Produced near the end of World War I, the Pfalz D.XII first flew in March 1918. This distinctive airplane combined the monocoque wooden fuselage construction previously seen on other Pfalz designs as well as Albatros and Roland airplanes with the excellent 160 hp Mercedes engine. Based on a favorable evaluation by ace Ernst Udet, the D.XII was placed in production and about 800 airframes were manufactured. In service the design was not popular compared to the Fokker D.VII, which entered service at about the same time.
Numerous D.XIIs were evaluated by the Allies after World War I, and four original aircraft have managed to survive to the present day.

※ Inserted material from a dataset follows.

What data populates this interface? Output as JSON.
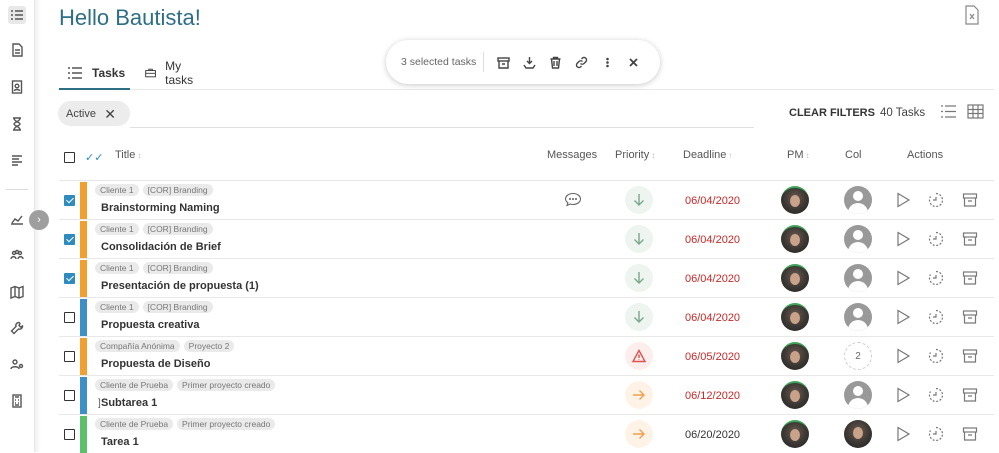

A few replicas also have been constructed.
D.XII, National Air & Space Museum
This D.XII was sold as surplus by the U.S. military in the 1920s. It spent time in southern California appearing in World War I air combat movies such as “Hell’s Angels” and “Dawn Patrol.” The National Air & Space Museum acquired it in 1951 and loaned it from the 1960s to the 1980s to the Experimental Aircraft Association, which restored it to representative World War I markings as shown in the first photo. In 1989, when it opened its exhibit on World War I aircraft in popular culture, entitled “Legend, Memory, and the Great War in the Air,” the NASM decided to restore it in its spurious movie colors from “Dawn Patrol.” No actual wartime Pfalz wore anything like these colors, but the plane serves as an artifact of what was once a popular genre in cinema.
D.XII, Museum of Flight
Together with the NASM’s airplane, this machine also was sold surplus to California and appeared in World War I aviation movies. Not surprisingly it ended up in the hands of the great movie stunt pilot Frank Tallman, and upon his death, it was acquired by an Arizona collector at auction. That collection in turn passed to the Museum of Flight which displays the plane today.
D.XII, Musee de l’Air et l’Espace
This machine is preserved as part of the excellent First World War aero collection of the Musee de l’Air et l’Espace.